Are there only four demonstrative pronouns this, that, these, and those in English, or are there more like thik which is a variation of this and that?
“Hither, page, and stand by me
If thou know’st it, telling
Yonder peasant, who is he?
Where and what his dwelling?”
“Sire, he lives a good league hence
Underneath the mountain
Right against the forest fence
By Saint Agnes’ fountain.”
The simple answer is that no, the only standard ones are this, that, these, those.
But I suppose the more nuanced answer depends on the meaning you ascribe to demonstrative, and perhaps even to be.
The OED says demonstratives are:
A word used to indicate the location (spatially, temporally, or abstractly) of something or someone in relation to the discourse context; esp. a demonstrative pronoun or determiner (as, in English, this, that, these, those). Formerly also more generally: †a word used to indicate the person or thing referred to (as, for example, a personal pronoun or a determiner) (obsolete).
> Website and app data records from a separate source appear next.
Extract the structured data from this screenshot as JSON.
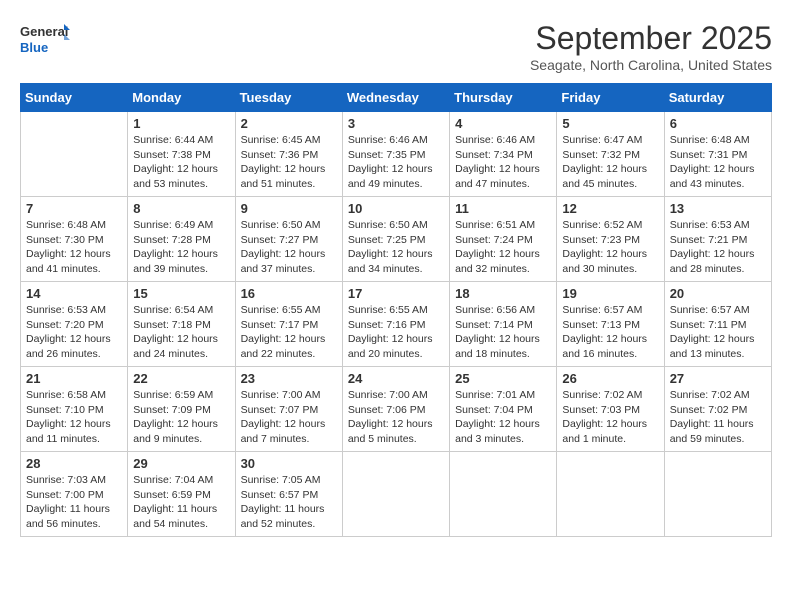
{
  "header": {
    "logo_line1": "General",
    "logo_line2": "Blue",
    "month": "September 2025",
    "location": "Seagate, North Carolina, United States"
  },
  "weekdays": [
    "Sunday",
    "Monday",
    "Tuesday",
    "Wednesday",
    "Thursday",
    "Friday",
    "Saturday"
  ],
  "weeks": [
    [
      {
        "day": "",
        "info": ""
      },
      {
        "day": "1",
        "info": "Sunrise: 6:44 AM\nSunset: 7:38 PM\nDaylight: 12 hours\nand 53 minutes."
      },
      {
        "day": "2",
        "info": "Sunrise: 6:45 AM\nSunset: 7:36 PM\nDaylight: 12 hours\nand 51 minutes."
      },
      {
        "day": "3",
        "info": "Sunrise: 6:46 AM\nSunset: 7:35 PM\nDaylight: 12 hours\nand 49 minutes."
      },
      {
        "day": "4",
        "info": "Sunrise: 6:46 AM\nSunset: 7:34 PM\nDaylight: 12 hours\nand 47 minutes."
      },
      {
        "day": "5",
        "info": "Sunrise: 6:47 AM\nSunset: 7:32 PM\nDaylight: 12 hours\nand 45 minutes."
      },
      {
        "day": "6",
        "info": "Sunrise: 6:48 AM\nSunset: 7:31 PM\nDaylight: 12 hours\nand 43 minutes."
      }
    ],
    [
      {
        "day": "7",
        "info": "Sunrise: 6:48 AM\nSunset: 7:30 PM\nDaylight: 12 hours\nand 41 minutes."
      },
      {
        "day": "8",
        "info": "Sunrise: 6:49 AM\nSunset: 7:28 PM\nDaylight: 12 hours\nand 39 minutes."
      },
      {
        "day": "9",
        "info": "Sunrise: 6:50 AM\nSunset: 7:27 PM\nDaylight: 12 hours\nand 37 minutes."
      },
      {
        "day": "10",
        "info": "Sunrise: 6:50 AM\nSunset: 7:25 PM\nDaylight: 12 hours\nand 34 minutes."
      },
      {
        "day": "11",
        "info": "Sunrise: 6:51 AM\nSunset: 7:24 PM\nDaylight: 12 hours\nand 32 minutes."
      },
      {
        "day": "12",
        "info": "Sunrise: 6:52 AM\nSunset: 7:23 PM\nDaylight: 12 hours\nand 30 minutes."
      },
      {
        "day": "13",
        "info": "Sunrise: 6:53 AM\nSunset: 7:21 PM\nDaylight: 12 hours\nand 28 minutes."
      }
    ],
    [
      {
        "day": "14",
        "info": "Sunrise: 6:53 AM\nSunset: 7:20 PM\nDaylight: 12 hours\nand 26 minutes."
      },
      {
        "day": "15",
        "info": "Sunrise: 6:54 AM\nSunset: 7:18 PM\nDaylight: 12 hours\nand 24 minutes."
      },
      {
        "day": "16",
        "info": "Sunrise: 6:55 AM\nSunset: 7:17 PM\nDaylight: 12 hours\nand 22 minutes."
      },
      {
        "day": "17",
        "info": "Sunrise: 6:55 AM\nSunset: 7:16 PM\nDaylight: 12 hours\nand 20 minutes."
      },
      {
        "day": "18",
        "info": "Sunrise: 6:56 AM\nSunset: 7:14 PM\nDaylight: 12 hours\nand 18 minutes."
      },
      {
        "day": "19",
        "info": "Sunrise: 6:57 AM\nSunset: 7:13 PM\nDaylight: 12 hours\nand 16 minutes."
      },
      {
        "day": "20",
        "info": "Sunrise: 6:57 AM\nSunset: 7:11 PM\nDaylight: 12 hours\nand 13 minutes."
      }
    ],
    [
      {
        "day": "21",
        "info": "Sunrise: 6:58 AM\nSunset: 7:10 PM\nDaylight: 12 hours\nand 11 minutes."
      },
      {
        "day": "22",
        "info": "Sunrise: 6:59 AM\nSunset: 7:09 PM\nDaylight: 12 hours\nand 9 minutes."
      },
      {
        "day": "23",
        "info": "Sunrise: 7:00 AM\nSunset: 7:07 PM\nDaylight: 12 hours\nand 7 minutes."
      },
      {
        "day": "24",
        "info": "Sunrise: 7:00 AM\nSunset: 7:06 PM\nDaylight: 12 hours\nand 5 minutes."
      },
      {
        "day": "25",
        "info": "Sunrise: 7:01 AM\nSunset: 7:04 PM\nDaylight: 12 hours\nand 3 minutes."
      },
      {
        "day": "26",
        "info": "Sunrise: 7:02 AM\nSunset: 7:03 PM\nDaylight: 12 hours\nand 1 minute."
      },
      {
        "day": "27",
        "info": "Sunrise: 7:02 AM\nSunset: 7:02 PM\nDaylight: 11 hours\nand 59 minutes."
      }
    ],
    [
      {
        "day": "28",
        "info": "Sunrise: 7:03 AM\nSunset: 7:00 PM\nDaylight: 11 hours\nand 56 minutes."
      },
      {
        "day": "29",
        "info": "Sunrise: 7:04 AM\nSunset: 6:59 PM\nDaylight: 11 hours\nand 54 minutes."
      },
      {
        "day": "30",
        "info": "Sunrise: 7:05 AM\nSunset: 6:57 PM\nDaylight: 11 hours\nand 52 minutes."
      },
      {
        "day": "",
        "info": ""
      },
      {
        "day": "",
        "info": ""
      },
      {
        "day": "",
        "info": ""
      },
      {
        "day": "",
        "info": ""
      }
    ]
  ]
}
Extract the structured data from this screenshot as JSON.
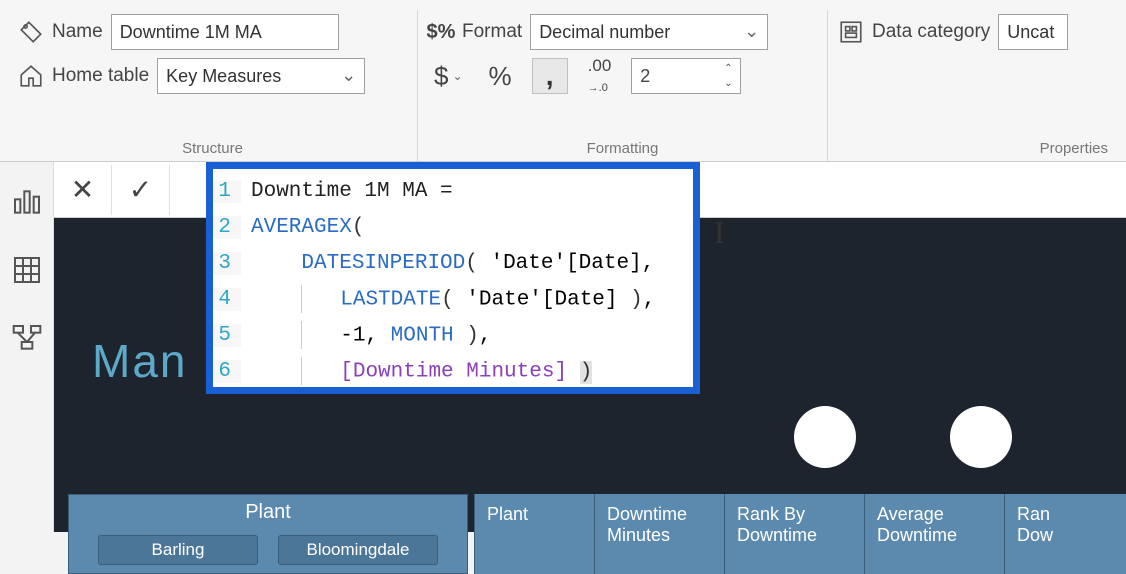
{
  "structure": {
    "name_label": "Name",
    "name_value": "Downtime 1M MA",
    "home_label": "Home table",
    "home_value": "Key Measures",
    "group_label": "Structure"
  },
  "formatting": {
    "format_label": "Format",
    "format_value": "Decimal number",
    "decimal_places": "2",
    "group_label": "Formatting"
  },
  "properties": {
    "category_label": "Data category",
    "category_value": "Uncat",
    "group_label": "Properties"
  },
  "dax": {
    "lines": [
      {
        "n": "1",
        "html": "<span class='ident'>Downtime 1M MA =</span>"
      },
      {
        "n": "2",
        "html": "<span class='kw'>AVERAGEX</span><span class='paren'>(</span>"
      },
      {
        "n": "3",
        "html": "    <span class='kw'>DATESINPERIOD</span><span class='paren'>(</span> <span class='tbl'>'Date'[Date]</span>,"
      },
      {
        "n": "4",
        "html": "    <span class='guide'></span>   <span class='kw'>LASTDATE</span><span class='paren'>(</span> <span class='tbl'>'Date'[Date]</span> <span class='paren'>)</span>,"
      },
      {
        "n": "5",
        "html": "    <span class='guide'></span>   -1, <span class='kw'>MONTH</span> <span class='paren'>)</span>,"
      },
      {
        "n": "6",
        "html": "    <span class='guide'></span>   <span class='meas'>[Downtime Minutes]</span> <span class='paren' style='background:#e2e2e2;'>)</span>"
      }
    ]
  },
  "report": {
    "title_fragment": "Man",
    "slicer": {
      "title": "Plant",
      "options": [
        "Barling",
        "Bloomingdale"
      ]
    },
    "table_headers": [
      "Plant",
      "Downtime Minutes",
      "Rank By Downtime",
      "Average Downtime",
      "Ran Dow"
    ]
  }
}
- 1768 A. Vieyra New Portuguese Gram. 35 — There are three principal demonstratives in Portuguese, viz. este, this; esse, that; aquelle, that.
- 1833 L. J. A. McHenry Spanish Gram. 42 Possessives and demonstratives are used in Spanish both as adjectives and as pronouns.
- 1875 R. Morris Hist. Eng. Gram. (1877) 114 The Demonstratives are the, that, this, such, so, same, yon.
- 1911 F. Boas Handbk. Amer. Indian Langs. (U.S. Bureau Amer. Ethnol. Bull. No. 40) I. 949 Demonstratives are usually adverbialized by means of another particle.
- 1995 C. E. Schweitzer in F. W. Carové Kinderleben 52 Carové..continues with a phrase in which the initial das is a demonstrative.
The reason the sense of be matters is that whatever others you may find are apt to be one or more of obsolete, archaic, dialectal, or regional in nature, and so of only limited use today.
yon, yond, yonder
The most obvious example is yon, which is a demonstrative determiner for something far away but in sight, and can be roped into use as a demonstrative pronoun for the same. It also has variants yond and yonder, but no matter which way you spell it, it’s no longer in common use throughout the entire anglosphere.
Now archaic and dialect.
- A demonstrative word used to modify a noun to indicate a thing or person as (literally, or sometimes mentally) pointed out: cf. that adj. 1. Formerly often, as still in some dialects, simply equivalent to that (those); but chiefly, and in later literary use almost always, referring to a visible object at a distance but within view: = ‘that (those)…over there’. Also in yon same.
B. pron. singular or plural.
The adjective used absol., usually denoting a visible object (or objects) pointed out, at a distance but within view: = ‘that (or those) over there’; but sometimes simply = ‘that’ (or ‘those’): cf. A. 1. Now only Scottish and dialect.
To me, it has a rustic feel to it, something from the 19th century or from rural or mountain folk.
Your other example of thik is less known, at least cisatlantically. It comes out of Middle English and has had several spellings. It can be found in the OED under thilk adj. and pron.
Etymology: Middle English þilke, known a1300; apparently < þe, the adj., pron.2, and n.1 + ilce, ilk adj.1, pron.1, and n. same, meaning the or that same; in some of the quots. þe ilke or þet ilke occurs as a MS. variant.
This analysis suits the form þilke, but does not explain the early southern þülke and the Kentish þelke, which naturally indicate an Old English *þylce. Can there have been a confusion in the south between þilke and late Old English þylc for þyllic, thellich adj. and pron.?
(Thick /ðɪk/ is in dialect use from Cornwall and Hants to Worcester and Hereford; and also in Pembroke, Glamorgan, and Wexford. In many parts it has also the form thicky, thickee, or thicka. It generally means ‘that’, but in some parts ‘this’, in which case it is contrasted with thuck, thock, or thack = that. It is sometimes indefinite, and has to be made definite, as thick here, this, thick there, that. In Somerset and Dorset, thick and theäse are used only of individual shaped things, as a man or tree, while that and this are used of formless substances in the mass, as flour, milk, marble. See Eng. Dial. Dict.)
archaic or dialect.
a. (determiner). The very (thing, person, etc.) mentioned or indicated; the same; that; this.
†b. With plural n.: These; those. Obsolete.
a. That (or this) person or thing.
†b. plural. Those. Obsolete.
So there are only four demonstrative pronouns in common use today. There are a few other stray forms held over from Middle English that you may find in extremely old writing or in dialect — or in Scotland. 🙂
From the Scots Learners’ Grammar,
Scots has two extra forms thon and yon to refer to things more distant from both speakers. Thon seems to be between that and yon both spatially and linguistically.
Thon can translate as that or those.